|reply to alkizmo |
Re: Dryer Connection
said by alkizmo:If there is only 3 wires, it's not a 2nd neutral-ground bond. It's just the neutral touching itself. said by nunya:
If the dryer plug is 3 prong, then the neutral and ground must be bonded together at the dryer.
I understand this is how it was done in the past.
This is out of curiosity, but I know that it's a big no-no to have a second N/G bond, and in this case, this would be one.
What's the risk for the rest of the house at this point?
It would be a problem if it was a 4-wire plug and the strap/wire was connecting the neutral and ground at the dryer. The problem is the same problem that would affect a sub panel that didn't have the bonding jumper removed between the neutral and ground buss bars.
A possible scenario would be if equipment grounds and neutrals are tied to different buss bars at the panel. The equipment ground buss bar is directly attached to the wire headed to the ground bar. The main bonding jumper between the ground and neutral buss bar becomes loose or otherwise separates. If the dryer was 4-wire with the N-G bonded at the dryer, any current from the neutral bus bar would flow through the dryer's neutral, back to the panel with the dryer's equipment ground, and then to the ground rod. Well, it would do that until the wire melted or the house burned down.
Farfetched example, but it could happen. And I'm sure there are many homes that are improperly installed. The only saving factor is that in order for the problem to show itself, something bad has to happen elsewhere.
said by cdru:Damnit, yes yes, it's so obvious, but only when you think clearly

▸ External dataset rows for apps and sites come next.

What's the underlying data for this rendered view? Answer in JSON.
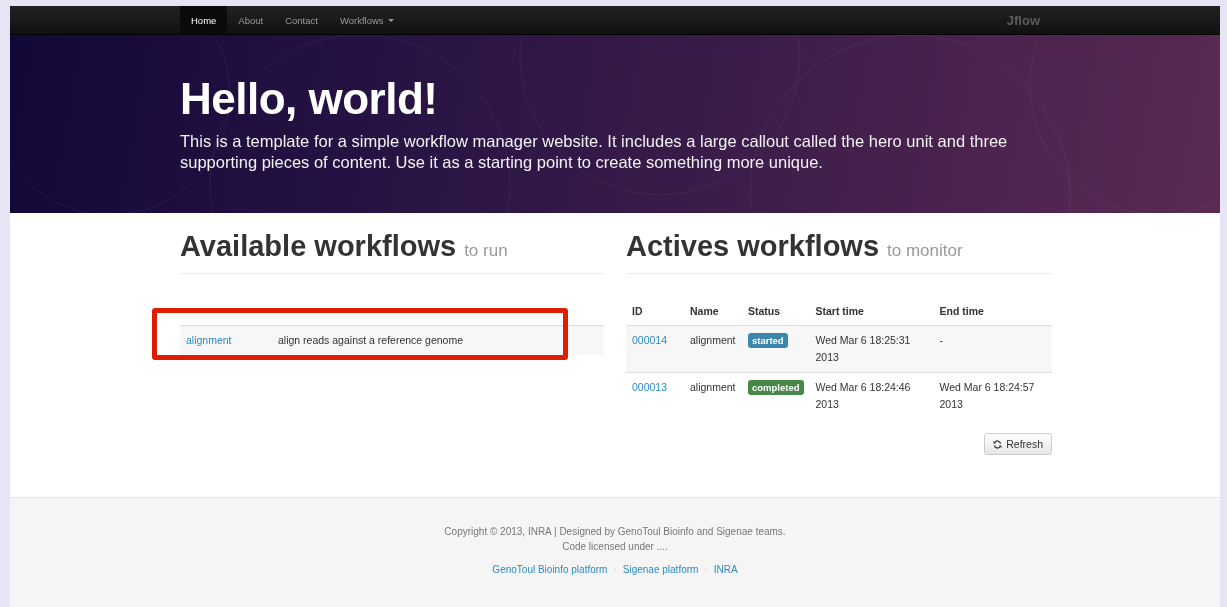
{
  "nav": {
    "items": [
      {
        "label": "Home",
        "selected": true,
        "kind": "link"
      },
      {
        "label": "About",
        "selected": false,
        "kind": "link"
      },
      {
        "label": "Contact",
        "selected": false,
        "kind": "link"
      },
      {
        "label": "Workflows",
        "selected": false,
        "kind": "dropdown"
      }
    ],
    "brand": "Jflow"
  },
  "hero": {
    "title": "Hello, world!",
    "text": "This is a template for a simple workflow manager website. It includes a large callout called the hero unit and three supporting pieces of content. Use it as a starting point to create something more unique."
  },
  "available": {
    "title": "Available workflows",
    "subtitle": "to run",
    "highlighted": true,
    "rows": [
      {
        "name": "alignment",
        "description": "align reads against a reference genome"
      }
    ]
  },
  "actives": {
    "title": "Actives workflows",
    "subtitle": "to monitor",
    "columns": [
      "ID",
      "Name",
      "Status",
      "Start time",
      "End time"
    ],
    "rows": [
      {
        "id": "000014",
        "name": "alignment",
        "status": "started",
        "color": "#3a87ad",
        "start": "Wed Mar 6 18:25:31 2013",
        "end": "-"
      },
      {
        "id": "000013",
        "name": "alignment",
        "status": "completed",
        "color": "#468847",
        "start": "Wed Mar 6 18:24:46 2013",
        "end": "Wed Mar 6 18:24:57 2013"
      }
    ],
    "refresh": "Refresh"
  },
  "footer": {
    "lines": [
      "Copyright © 2013, INRA | Designed by GenoToul Bioinfo and Sigenae teams.",
      "Code licensed under ...."
    ],
    "links": [
      "GenoToul Bioinfo platform",
      "Sigenae platform",
      "INRA"
    ],
    "separator": "·"
  }
}
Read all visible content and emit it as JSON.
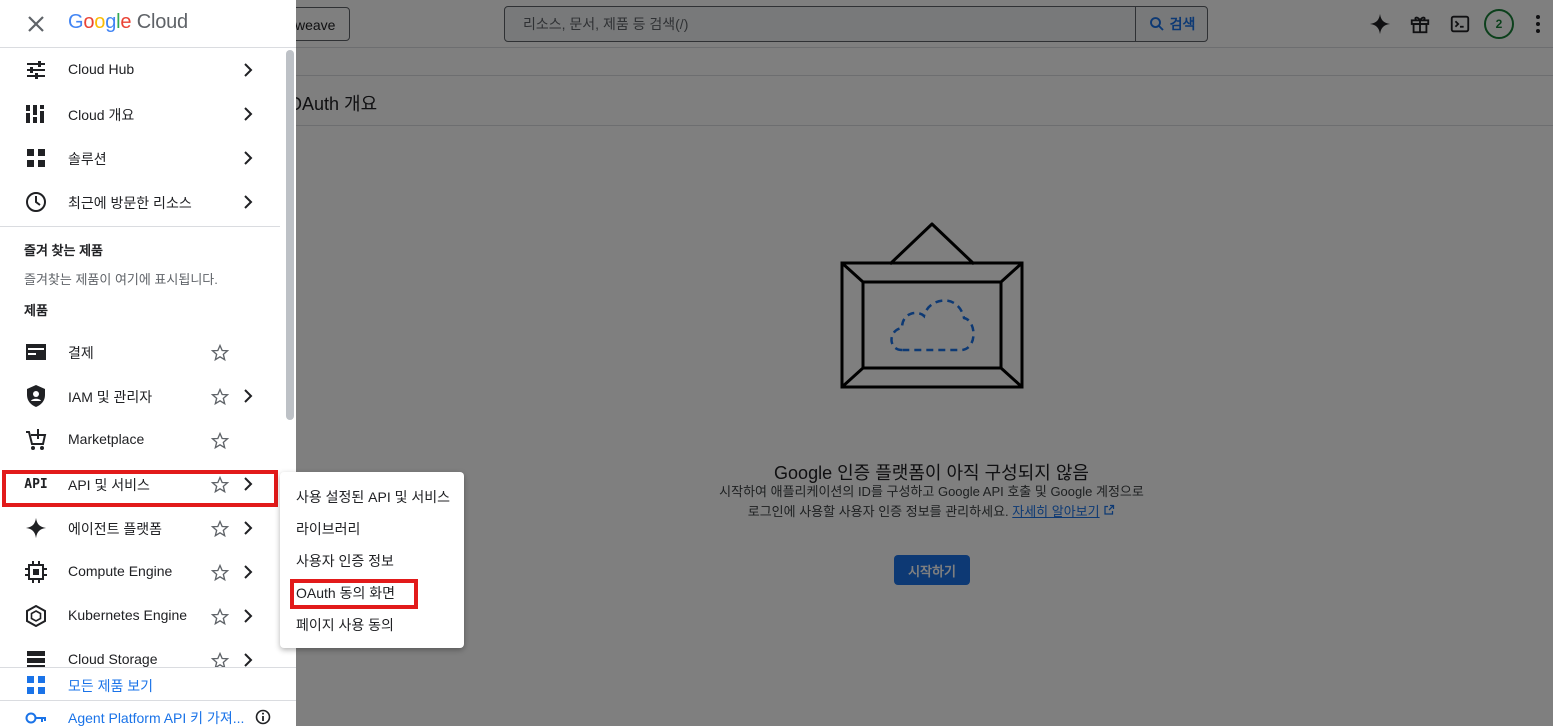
{
  "topbar": {
    "project_label": "weave",
    "search_placeholder": "리소스, 문서, 제품 등 검색(/)",
    "search_button": "검색",
    "avatar_count": "2"
  },
  "page": {
    "title": "OAuth 개요",
    "empty_title": "Google 인증 플랫폼이 아직 구성되지 않음",
    "empty_desc_line1": "시작하여 애플리케이션의 ID를 구성하고 Google API 호출 및 Google 계정으로",
    "empty_desc_line2": "로그인에 사용할 사용자 인증 정보를 관리하세요.",
    "learn_more": "자세히 알아보기",
    "start_button": "시작하기"
  },
  "drawer": {
    "logo_google": [
      "G",
      "o",
      "o",
      "g",
      "l",
      "e"
    ],
    "logo_cloud": "Cloud",
    "top_items": [
      {
        "label": "Cloud Hub",
        "icon": "tune-icon"
      },
      {
        "label": "Cloud 개요",
        "icon": "dashboard-icon"
      },
      {
        "label": "솔루션",
        "icon": "grid-icon"
      },
      {
        "label": "최근에 방문한 리소스",
        "icon": "clock-icon"
      }
    ],
    "favorites_title": "즐겨 찾는 제품",
    "favorites_empty": "즐겨찾는 제품이 여기에 표시됩니다.",
    "products_title": "제품",
    "products": [
      {
        "label": "결제",
        "icon": "billing-icon"
      },
      {
        "label": "IAM 및 관리자",
        "icon": "shield-icon"
      },
      {
        "label": "Marketplace",
        "icon": "cart-icon"
      },
      {
        "label": "API 및 서비스",
        "icon": "api-icon",
        "icon_text": "API"
      },
      {
        "label": "에이전트 플랫폼",
        "icon": "sparkle-icon"
      },
      {
        "label": "Compute Engine",
        "icon": "chip-icon"
      },
      {
        "label": "Kubernetes Engine",
        "icon": "kubernetes-icon"
      },
      {
        "label": "Cloud Storage",
        "icon": "storage-icon"
      }
    ],
    "footer": {
      "all_products": "모든 제품 보기",
      "agent_api": "Agent Platform API 키 가져..."
    }
  },
  "submenu": {
    "items": [
      "사용 설정된 API 및 서비스",
      "라이브러리",
      "사용자 인증 정보",
      "OAuth 동의 화면",
      "페이지 사용 동의"
    ]
  },
  "colors": {
    "accent": "#1a73e8",
    "highlight": "#e21a1a",
    "scrim": "#808080"
  }
}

If there is only 3 wires, it's not a 2nd neutral-ground bond. It's just the neutral touching itself.